Twain Harte, CA — Tree mortality, already an issue due to bark beetle damage and the extreme nature of this season’s storms, is now on the rise due to over-saturated soils.
Lauralee Brown, a local homeowner of a wooded property near Twain Harte, shares how one of her tenants called her after, literally, experiencing a close shave this past Friday morning, compliments of a cedar tree. Brown describes her property on South Fork Road as located about a mile and a half from the Twain Harte post office, heading towards Brentwood Lake. Recounting heading out there to check out the damage. “What I saw was…the top where about a half of a cedar tree that had flown off…pierced the roof of my cottage – I have a main house and a cottage — it came straight through.”
Shuddering, she continues, “The tenant was sitting about three feet inside of the cottage… He was not injured, thank God. But the problem right now is I have had all my trees looked at. None of them that are falling – and this is the second one within a week — were marked. [The professionals] said everything was fine, but obviously they are not. These are two [freshly downed trees] that were not marked.”
Smaller Cedars Snapping Off

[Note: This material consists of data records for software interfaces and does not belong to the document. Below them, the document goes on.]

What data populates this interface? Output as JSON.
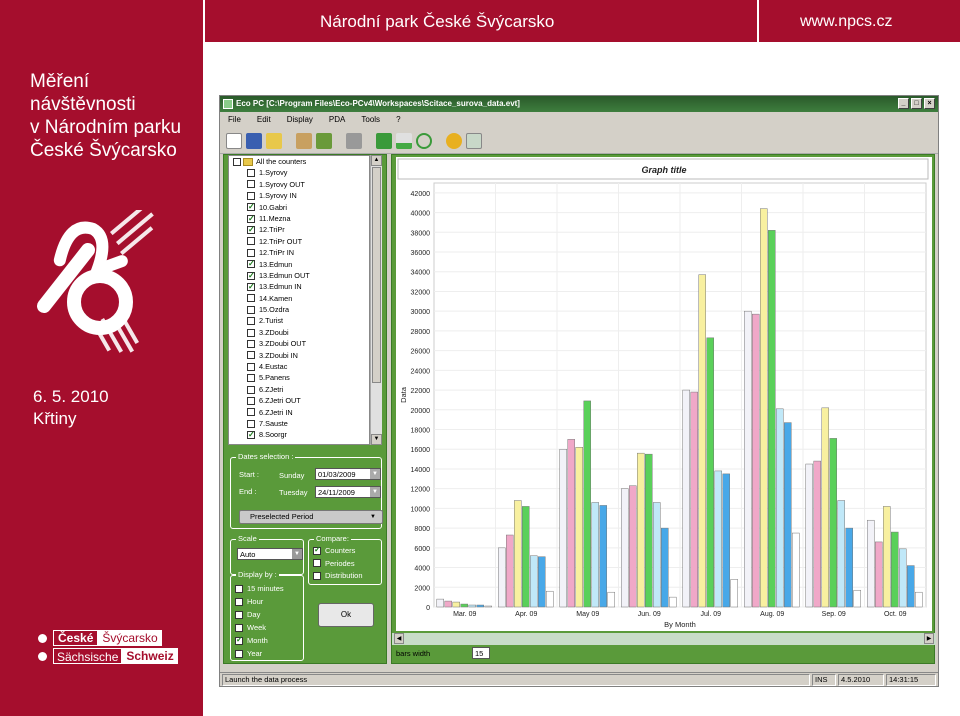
{
  "header": {
    "title": "Národní park České Švýcarsko",
    "url": "www.npcs.cz"
  },
  "sidebar": {
    "title_lines": [
      "Měření",
      "návštěvnosti",
      "v Národním parku",
      "České Švýcarsko"
    ],
    "date": "6. 5. 2010",
    "place": "Křtiny",
    "brand": {
      "row1_a": "České",
      "row1_b": "Švýcarsko",
      "row2_a": "Sächsische",
      "row2_b": "Schweiz"
    }
  },
  "app": {
    "title": "Eco PC [C:\\Program Files\\Eco-PCv4\\Workspaces\\Scitace_surova_data.evt]",
    "menu": [
      "File",
      "Edit",
      "Display",
      "PDA",
      "Tools",
      "?"
    ],
    "tree": {
      "root": "All the counters",
      "items": [
        {
          "label": "1.Syrovy",
          "checked": false
        },
        {
          "label": "1.Syrovy OUT",
          "checked": false
        },
        {
          "label": "1.Syrovy IN",
          "checked": false
        },
        {
          "label": "10.Gabri",
          "checked": true
        },
        {
          "label": "11.Mezna",
          "checked": true
        },
        {
          "label": "12.TriPr",
          "checked": true
        },
        {
          "label": "12.TriPr OUT",
          "checked": false
        },
        {
          "label": "12.TriPr IN",
          "checked": false
        },
        {
          "label": "13.Edmun",
          "checked": true
        },
        {
          "label": "13.Edmun OUT",
          "checked": true
        },
        {
          "label": "13.Edmun IN",
          "checked": true
        },
        {
          "label": "14.Kamen",
          "checked": false
        },
        {
          "label": "15.Ozdra",
          "checked": false
        },
        {
          "label": "2.Turist",
          "checked": false
        },
        {
          "label": "3.ZDoubi",
          "checked": false
        },
        {
          "label": "3.ZDoubi OUT",
          "checked": false
        },
        {
          "label": "3.ZDoubi IN",
          "checked": false
        },
        {
          "label": "4.Eustac",
          "checked": false
        },
        {
          "label": "5.Panens",
          "checked": false
        },
        {
          "label": "6.ZJetri",
          "checked": false
        },
        {
          "label": "6.ZJetri OUT",
          "checked": false
        },
        {
          "label": "6.ZJetri IN",
          "checked": false
        },
        {
          "label": "7.Sauste",
          "checked": false
        },
        {
          "label": "8.Soorgr",
          "checked": true
        }
      ]
    },
    "dates": {
      "legend": "Dates selection :",
      "start_label": "Start :",
      "start_day": "Sunday",
      "start_date": "01/03/2009",
      "end_label": "End :",
      "end_day": "Tuesday",
      "end_date": "24/11/2009",
      "preselected": "Preselected Period"
    },
    "scale": {
      "legend": "Scale",
      "value": "Auto"
    },
    "compare": {
      "legend": "Compare:",
      "options": [
        {
          "label": "Counters",
          "checked": true
        },
        {
          "label": "Periodes",
          "checked": false
        },
        {
          "label": "Distribution",
          "checked": false
        }
      ]
    },
    "display_by": {
      "legend": "Display by :",
      "options": [
        {
          "label": "15 minutes",
          "checked": false
        },
        {
          "label": "Hour",
          "checked": false
        },
        {
          "label": "Day",
          "checked": false
        },
        {
          "label": "Week",
          "checked": false
        },
        {
          "label": "Month",
          "checked": true
        },
        {
          "label": "Year",
          "checked": false
        }
      ]
    },
    "ok_label": "Ok",
    "bars_width_label": "bars width",
    "bars_width_value": "15",
    "status": {
      "text": "Launch the data process",
      "ins": "INS",
      "date": "4.5.2010",
      "time": "14:31:15"
    }
  },
  "colors": {
    "brand_red": "#a50e2d",
    "panel_green": "#5a9a3a"
  },
  "chart_data": {
    "type": "bar",
    "title": "Graph title",
    "xlabel": "By Month",
    "ylabel": "Data",
    "ylim": [
      0,
      43000
    ],
    "yticks": [
      0,
      2000,
      4000,
      6000,
      8000,
      10000,
      12000,
      14000,
      16000,
      18000,
      20000,
      22000,
      24000,
      26000,
      28000,
      30000,
      32000,
      34000,
      36000,
      38000,
      40000,
      42000
    ],
    "categories": [
      "Mar. 09",
      "Apr. 09",
      "May 09",
      "Jun. 09",
      "Jul. 09",
      "Aug. 09",
      "Sep. 09",
      "Oct. 09"
    ],
    "grid": true,
    "series": [
      {
        "color": "#f2f2f8",
        "values": [
          800,
          6000,
          16000,
          12000,
          22000,
          30000,
          14500,
          8800
        ]
      },
      {
        "color": "#f0a8c8",
        "values": [
          600,
          7300,
          17000,
          12300,
          21800,
          29700,
          14800,
          6600
        ]
      },
      {
        "color": "#f8f0a0",
        "values": [
          500,
          10800,
          16200,
          15600,
          33700,
          40400,
          20200,
          10200
        ]
      },
      {
        "color": "#5ad05a",
        "values": [
          300,
          10200,
          20900,
          15500,
          27300,
          38200,
          17100,
          7600
        ]
      },
      {
        "color": "#c0e8f8",
        "values": [
          200,
          5200,
          10600,
          10600,
          13800,
          20100,
          10800,
          5900
        ]
      },
      {
        "color": "#48a8e8",
        "values": [
          200,
          5100,
          10300,
          8000,
          13500,
          18700,
          8000,
          4200
        ]
      },
      {
        "color": "#ffffff",
        "values": [
          100,
          1600,
          1500,
          1000,
          2800,
          7500,
          1700,
          1500
        ]
      }
    ]
  }
}
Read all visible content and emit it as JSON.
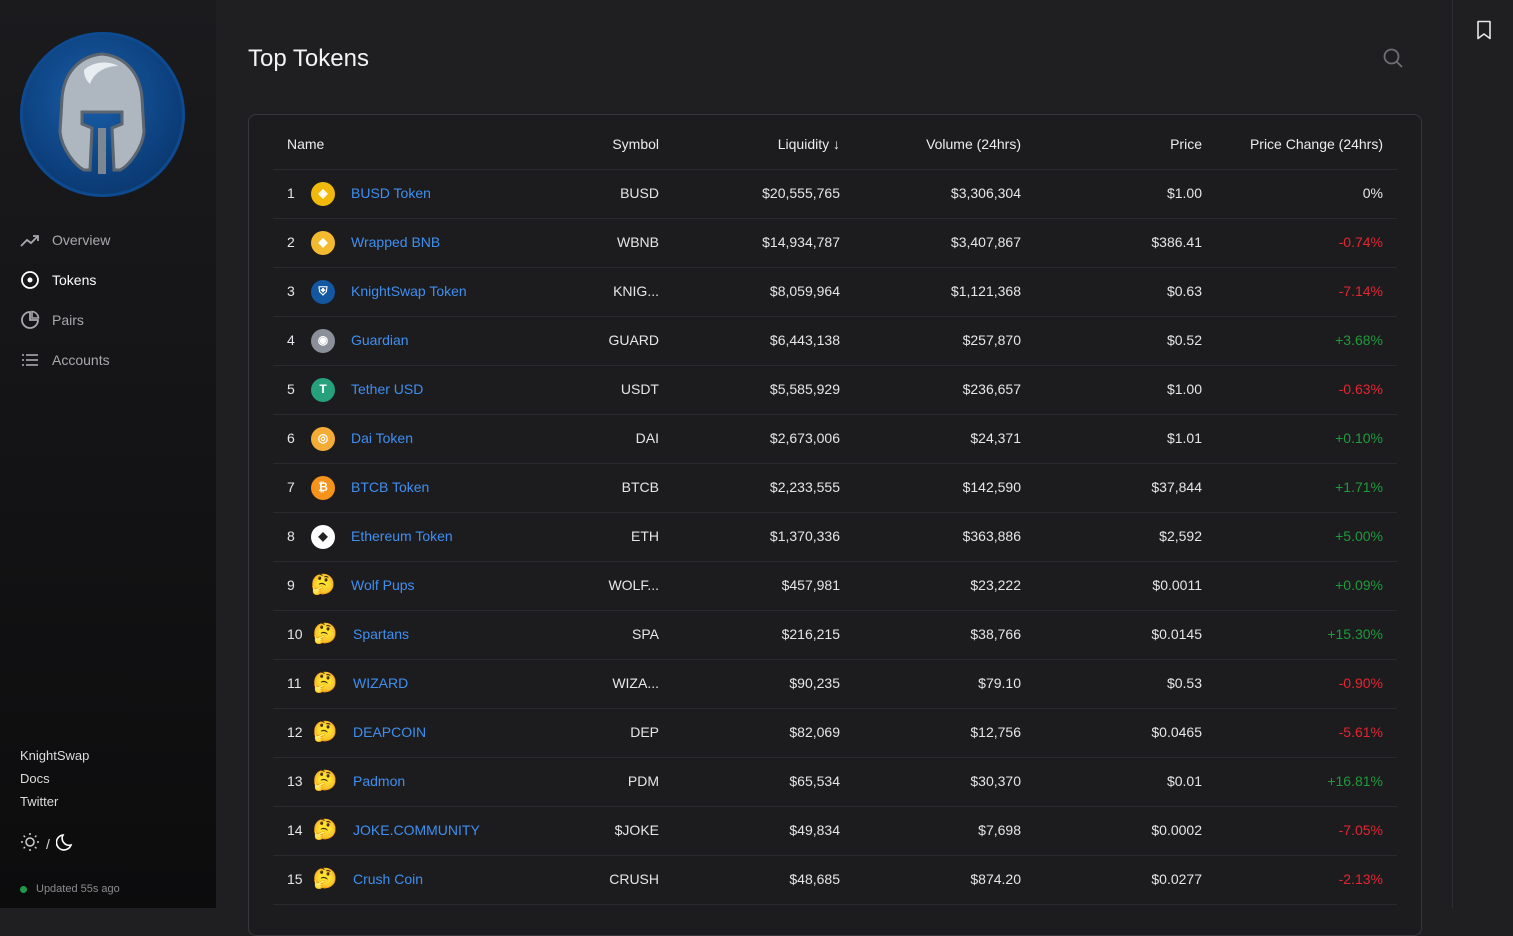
{
  "sidebar": {
    "nav": [
      {
        "label": "Overview",
        "icon": "trending-up-icon",
        "active": false
      },
      {
        "label": "Tokens",
        "icon": "target-icon",
        "active": true
      },
      {
        "label": "Pairs",
        "icon": "pie-chart-icon",
        "active": false
      },
      {
        "label": "Accounts",
        "icon": "list-icon",
        "active": false
      }
    ],
    "links": [
      "KnightSwap",
      "Docs",
      "Twitter"
    ],
    "theme_separator": "/",
    "status": "Updated 55s ago"
  },
  "page": {
    "title": "Top Tokens"
  },
  "table": {
    "headers": {
      "name": "Name",
      "symbol": "Symbol",
      "liquidity": "Liquidity ↓",
      "volume": "Volume (24hrs)",
      "price": "Price",
      "change": "Price Change (24hrs)"
    },
    "rows": [
      {
        "rank": "1",
        "name": "BUSD Token",
        "symbol": "BUSD",
        "liquidity": "$20,555,765",
        "volume": "$3,306,304",
        "price": "$1.00",
        "change": "0%",
        "dir": "zero",
        "icon": "busd",
        "color": "#f0b90b"
      },
      {
        "rank": "2",
        "name": "Wrapped BNB",
        "symbol": "WBNB",
        "liquidity": "$14,934,787",
        "volume": "$3,407,867",
        "price": "$386.41",
        "change": "-0.74%",
        "dir": "neg",
        "icon": "bnb",
        "color": "#f3ba2f"
      },
      {
        "rank": "3",
        "name": "KnightSwap Token",
        "symbol": "KNIG...",
        "liquidity": "$8,059,964",
        "volume": "$1,121,368",
        "price": "$0.63",
        "change": "-7.14%",
        "dir": "neg",
        "icon": "knight",
        "color": "#1357a1"
      },
      {
        "rank": "4",
        "name": "Guardian",
        "symbol": "GUARD",
        "liquidity": "$6,443,138",
        "volume": "$257,870",
        "price": "$0.52",
        "change": "+3.68%",
        "dir": "pos",
        "icon": "guardian",
        "color": "#8a8f99"
      },
      {
        "rank": "5",
        "name": "Tether USD",
        "symbol": "USDT",
        "liquidity": "$5,585,929",
        "volume": "$236,657",
        "price": "$1.00",
        "change": "-0.63%",
        "dir": "neg",
        "icon": "tether",
        "color": "#26a17b"
      },
      {
        "rank": "6",
        "name": "Dai Token",
        "symbol": "DAI",
        "liquidity": "$2,673,006",
        "volume": "$24,371",
        "price": "$1.01",
        "change": "+0.10%",
        "dir": "pos",
        "icon": "dai",
        "color": "#f5ac37"
      },
      {
        "rank": "7",
        "name": "BTCB Token",
        "symbol": "BTCB",
        "liquidity": "$2,233,555",
        "volume": "$142,590",
        "price": "$37,844",
        "change": "+1.71%",
        "dir": "pos",
        "icon": "btc",
        "color": "#f7931a"
      },
      {
        "rank": "8",
        "name": "Ethereum Token",
        "symbol": "ETH",
        "liquidity": "$1,370,336",
        "volume": "$363,886",
        "price": "$2,592",
        "change": "+5.00%",
        "dir": "pos",
        "icon": "eth",
        "color": "#ffffff"
      },
      {
        "rank": "9",
        "name": "Wolf Pups",
        "symbol": "WOLF...",
        "liquidity": "$457,981",
        "volume": "$23,222",
        "price": "$0.0011",
        "change": "+0.09%",
        "dir": "pos",
        "icon": "thinking",
        "color": "#f7c948"
      },
      {
        "rank": "10",
        "name": "Spartans",
        "symbol": "SPA",
        "liquidity": "$216,215",
        "volume": "$38,766",
        "price": "$0.0145",
        "change": "+15.30%",
        "dir": "pos",
        "icon": "thinking",
        "color": "#f7c948"
      },
      {
        "rank": "11",
        "name": "WIZARD",
        "symbol": "WIZA...",
        "liquidity": "$90,235",
        "volume": "$79.10",
        "price": "$0.53",
        "change": "-0.90%",
        "dir": "neg",
        "icon": "thinking",
        "color": "#f7c948"
      },
      {
        "rank": "12",
        "name": "DEAPCOIN",
        "symbol": "DEP",
        "liquidity": "$82,069",
        "volume": "$12,756",
        "price": "$0.0465",
        "change": "-5.61%",
        "dir": "neg",
        "icon": "thinking",
        "color": "#f7c948"
      },
      {
        "rank": "13",
        "name": "Padmon",
        "symbol": "PDM",
        "liquidity": "$65,534",
        "volume": "$30,370",
        "price": "$0.01",
        "change": "+16.81%",
        "dir": "pos",
        "icon": "thinking",
        "color": "#f7c948"
      },
      {
        "rank": "14",
        "name": "JOKE.COMMUNITY",
        "symbol": "$JOKE",
        "liquidity": "$49,834",
        "volume": "$7,698",
        "price": "$0.0002",
        "change": "-7.05%",
        "dir": "neg",
        "icon": "thinking",
        "color": "#f7c948"
      },
      {
        "rank": "15",
        "name": "Crush Coin",
        "symbol": "CRUSH",
        "liquidity": "$48,685",
        "volume": "$874.20",
        "price": "$0.0277",
        "change": "-2.13%",
        "dir": "neg",
        "icon": "thinking",
        "color": "#f7c948"
      }
    ]
  }
}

The other one — also a cedar — that fell a few days ago, crashed through Brown’s carport. As she was arriving to check out that damage another tree — again, a cedar — fell on a property across the street from her property into a transformer. She remarks she was told that bark beetles are known to attack pines and that her cedars were not at risk. Brown is clearly worried about the multiple trees around her property within striking distance of structures that might only appear to be all right. She also notes the beginnings of a mudslide around a large tree anchoring the hill by the already impacted cottage that now looks ready to fall.
As those with homeowners’ policies are able to do, Brown filed a claim with her insurance agency. Being in a fire hazard area, she emphasizes that it was not easy to obtain that coverage. She also called county to see what potential resources she might be able to tap. Considered low-income even though she is a homeowner, she notes that she has two other tenants on her property, one who is disabled.
As reported here, tree-felling assistance for elderly, low-income and disabled landowners is available through a multi-agency effort. As reported here, Tuolumne County government officials have recently secured additional monies earmarked to help private homeowners through a CAL Fire grant. Brown says she is grateful for whatever she might be able to qualify for and hopes the application processes will not be cumbersome. After all, she points out, “I need help now — and I do not know what I would do if I did not have these resources potentially available.”